The Havre ash project was funded by a Marsden grant, New Zealand.

The lines of thought above are based on considerations detailed in Dürig et al. (2012) [1]  and Dürig et al. (2020) [6], if not cited otherwise. Please let me know if you have any comment or suggestions for changes. My email address is: tobi[_at]

References and Annotations

[1]: T. Dürig, I. Sonder, B. Zimanowski, H. Beyrichen, R. Büttner, Generation of volcanic ash by basaltic volcanism. Journal of Geophysical Research: Solid Earth 117 (B1) (2012)

[2]: T. Dürig & B. Zimanowski, “Breaking news” on the formation of volcanic ash: Fracture dynamics in silicate glass. Earth and Planetary Science Letters 335, 1-8 (2012)

[3]: T. Dürig, D. Mele, P. Dellino, B. Zimanowski, Comparative analyses of glass fragments from brittle fracture experiments and volcanic ash particles.
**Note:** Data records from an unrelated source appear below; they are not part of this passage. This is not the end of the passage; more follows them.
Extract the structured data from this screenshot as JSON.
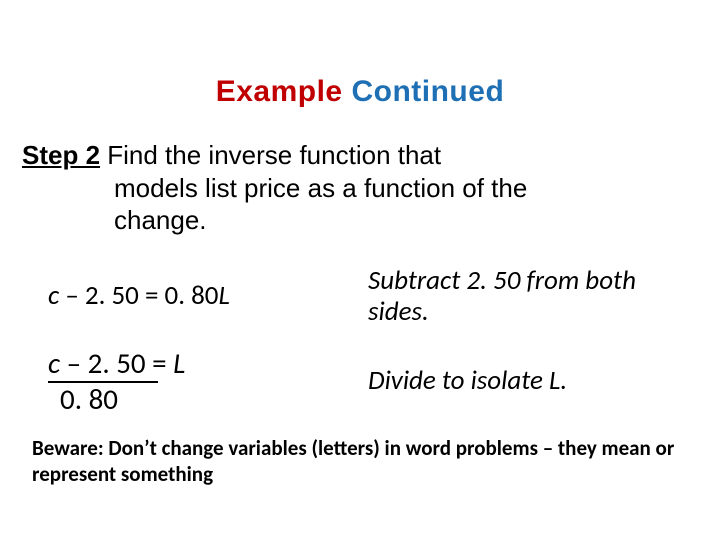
{
  "title": {
    "word1": "Example",
    "word2": "Continued"
  },
  "step": {
    "label": "Step 2",
    "line1": "  Find the inverse function that",
    "line2": "models list price as a function of the",
    "line3": "change."
  },
  "work": {
    "eq1": {
      "c": "c",
      "mid": " – 2. 50 = 0. 80",
      "L": "L"
    },
    "exp1": "Subtract 2. 50 from both sides.",
    "eq2": {
      "num_c": "c",
      "num_rest": " – 2. 50 = ",
      "num_L": "L",
      "denom": "0. 80"
    },
    "exp2": "Divide to isolate L."
  },
  "beware": "Beware:  Don’t change variables (letters) in word problems – they mean or represent something"
}
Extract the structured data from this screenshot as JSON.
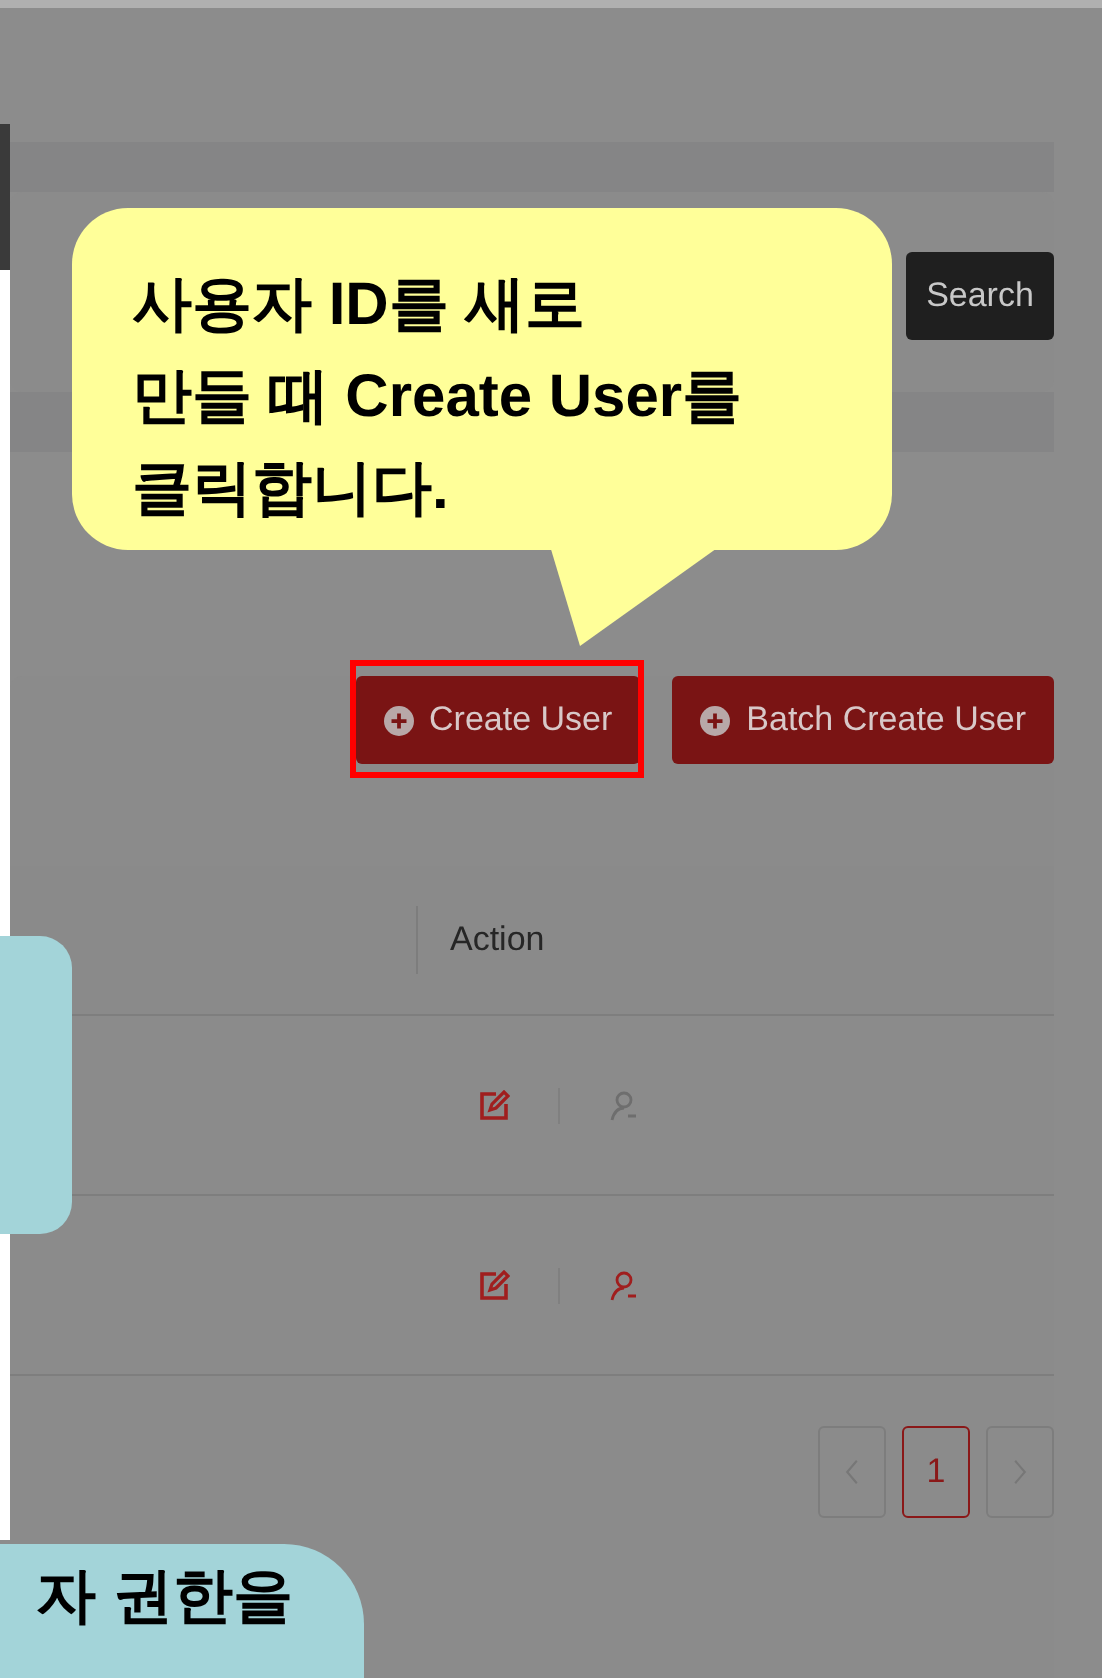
{
  "search_panel": {
    "button": "Search"
  },
  "actions": [
    {
      "label": "Create User",
      "highlighted": true
    },
    {
      "label": "Batch Create User",
      "highlighted": false
    }
  ],
  "table": {
    "columns": [
      "Action"
    ],
    "rows": [
      {
        "actions": [
          {
            "kind": "edit",
            "disabled": false
          },
          {
            "kind": "remove-user",
            "disabled": true
          }
        ]
      },
      {
        "actions": [
          {
            "kind": "edit",
            "disabled": false
          },
          {
            "kind": "remove-user",
            "disabled": false
          }
        ]
      }
    ]
  },
  "pagination": {
    "pages": [
      {
        "label": "1",
        "selected": true
      }
    ]
  },
  "callouts": [
    {
      "color": "#ffff99",
      "lines": [
        "사용자 ID를 새로",
        "만들 때 Create User를",
        "클릭합니다."
      ]
    },
    {
      "color": "#a3d4d9"
    },
    {
      "color": "#a3d4d9",
      "lines": [
        "자 권한을"
      ]
    }
  ]
}
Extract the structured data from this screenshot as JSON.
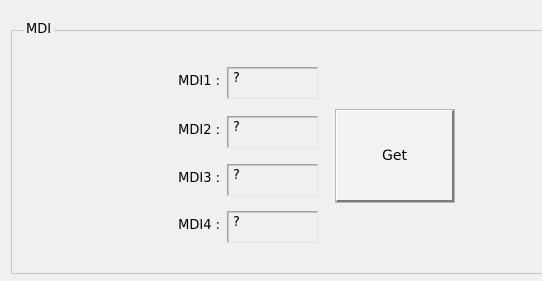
{
  "group": {
    "title": "MDI"
  },
  "fields": [
    {
      "label": "MDI1 :",
      "value": "?"
    },
    {
      "label": "MDI2 :",
      "value": "?"
    },
    {
      "label": "MDI3 :",
      "value": "?"
    },
    {
      "label": "MDI4 :",
      "value": "?"
    }
  ],
  "actions": {
    "get_label": "Get"
  }
}
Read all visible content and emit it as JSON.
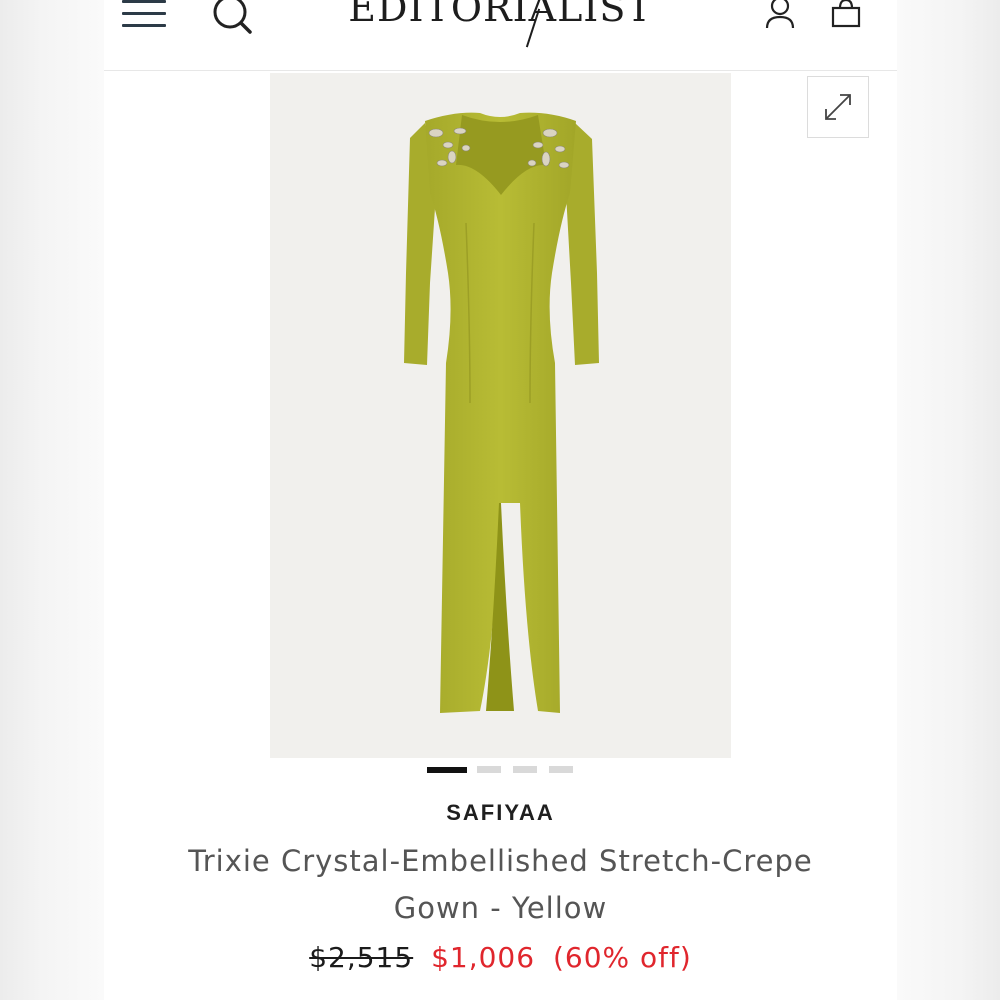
{
  "header": {
    "logo_text": "EDITORIALIST",
    "menu_icon": "hamburger-menu-icon",
    "search_icon": "search-icon",
    "account_icon": "account-icon",
    "bag_icon": "shopping-bag-icon"
  },
  "gallery": {
    "expand_icon": "expand-icon",
    "image_count": 4,
    "active_index": 0,
    "dress_color": "#b3b72f"
  },
  "product": {
    "brand": "SAFIYAA",
    "title": "Trixie Crystal-Embellished Stretch-Crepe Gown - Yellow",
    "original_price": "$2,515",
    "sale_price": "$1,006",
    "discount": "(60% off)"
  },
  "colors": {
    "sale": "#e0262d",
    "text": "#555555",
    "navy": "#2c3b47"
  }
}
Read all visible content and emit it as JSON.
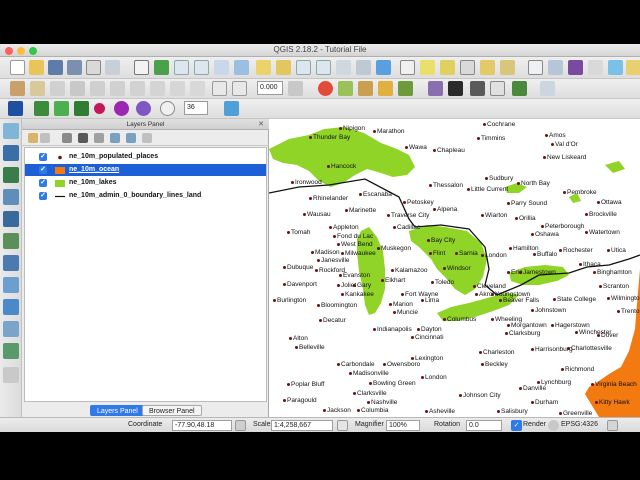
{
  "window": {
    "title": "QGIS 2.18.2 - Tutorial File"
  },
  "toolbar": {
    "zoom_value": "0.000",
    "size_value": "36"
  },
  "layers_panel": {
    "title": "Layers Panel",
    "close_glyph": "✕",
    "layers": [
      {
        "name": "ne_10m_populated_places",
        "checked": true,
        "symbol": "dot",
        "selected": false
      },
      {
        "name": "ne_10m_ocean",
        "checked": true,
        "symbol": "orange-fill",
        "selected": true
      },
      {
        "name": "ne_10m_lakes",
        "checked": true,
        "symbol": "green-fill",
        "selected": false
      },
      {
        "name": "ne_10m_admin_0_boundary_lines_land",
        "checked": true,
        "symbol": "line",
        "selected": false
      }
    ],
    "tabs": [
      "Layers Panel",
      "Browser Panel"
    ]
  },
  "map": {
    "colors": {
      "lakes": "#8fd427",
      "ocean": "#f27a10",
      "places": "#6b1212",
      "boundary": "#111111"
    },
    "places": [
      "Nipigon",
      "Marathon",
      "Thunder Bay",
      "Wawa",
      "Timmins",
      "Cochrane",
      "Amos",
      "Val d'Or",
      "New Liskeard",
      "Chapleau",
      "Hancock",
      "Sudbury",
      "North Bay",
      "Ironwood",
      "Thessalon",
      "Little Current",
      "Pembroke",
      "Rhinelander",
      "Escanaba",
      "Petoskey",
      "Alpena",
      "Parry Sound",
      "Ottawa",
      "Marinette",
      "Traverse City",
      "Wiarton",
      "Orillia",
      "Brockville",
      "Wausau",
      "Appleton",
      "Cadillac",
      "Peterborough",
      "Oshawa",
      "Watertown",
      "Tomah",
      "Fond du Lac",
      "West Bend",
      "Muskegon",
      "Bay City",
      "Hamilton",
      "Rochester",
      "Utica",
      "Madison",
      "Milwaukee",
      "Flint",
      "Sarnia",
      "London",
      "Buffalo",
      "Ithaca",
      "Janesville",
      "Rockford",
      "Kalamazoo",
      "Windsor",
      "Erie",
      "Jamestown",
      "Binghamton",
      "Dubuque",
      "Evanston",
      "Elkhart",
      "Toledo",
      "Davenport",
      "Joliet",
      "Gary",
      "Cleveland",
      "Scranton",
      "Kankakee",
      "Fort Wayne",
      "Akron",
      "Youngstown",
      "Burlington",
      "Bloomington",
      "Marion",
      "Lima",
      "Beaver Falls",
      "State College",
      "Muncie",
      "Wilmington",
      "Trenton",
      "Decatur",
      "Columbus",
      "Wheeling",
      "Johnstown",
      "Morgantown",
      "Hagerstown",
      "Indianapolis",
      "Dayton",
      "Clarksburg",
      "Winchester",
      "Dover",
      "Alton",
      "Cincinnati",
      "Belleville",
      "Charleston",
      "Harrisonburg",
      "Carbondale",
      "Owensboro",
      "Lexington",
      "Beckley",
      "Charlottesville",
      "Madisonville",
      "Richmond",
      "Lynchburg",
      "Poplar Bluff",
      "Bowling Green",
      "London",
      "Virginia Beach",
      "Danville",
      "Clarksville",
      "Johnson City",
      "Paragould",
      "Nashville",
      "Durham",
      "Kitty Hawk",
      "Jackson",
      "Columbia",
      "Asheville",
      "Salisbury",
      "Greenville"
    ]
  },
  "status": {
    "coordinate_label": "Coordinate",
    "coordinate_value": "-77.90,48.18",
    "scale_label": "Scale",
    "scale_value": "1:4,258,667",
    "magnifier_label": "Magnifier",
    "magnifier_value": "100%",
    "rotation_label": "Rotation",
    "rotation_value": "0.0",
    "render_label": "Render",
    "crs_label": "EPSG:4326"
  }
}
Bulletin of Volcanology 74 (3), 691-704 (2012)

[4]: However, to make things even more complicated,  there are some indications that, when too abundant, bubbles might start to impede crack propagation and thus fragmentation.

[5]: for example, see:
C. I. Schipper, I. Sonder,  et al. Vapour dynamics during magma–water interaction experiments: hydromagmatic origins of submarine volcaniclastic particles (limu o Pele). Geophysical Journal International 192 (3) 1109-1115 (2013)

[6]: T. Dürig, J.D.L. White, A.P. Murch, B. Zimanowski, R. Büttner, D. Mele, P. Dellino, R.J. Carey, L.S. Schmidt, N. Spitznagel, Deep-sea eruptions boosted by induced fuel-coolant explosions. Nature Geoscience 13, 498–503 (2020)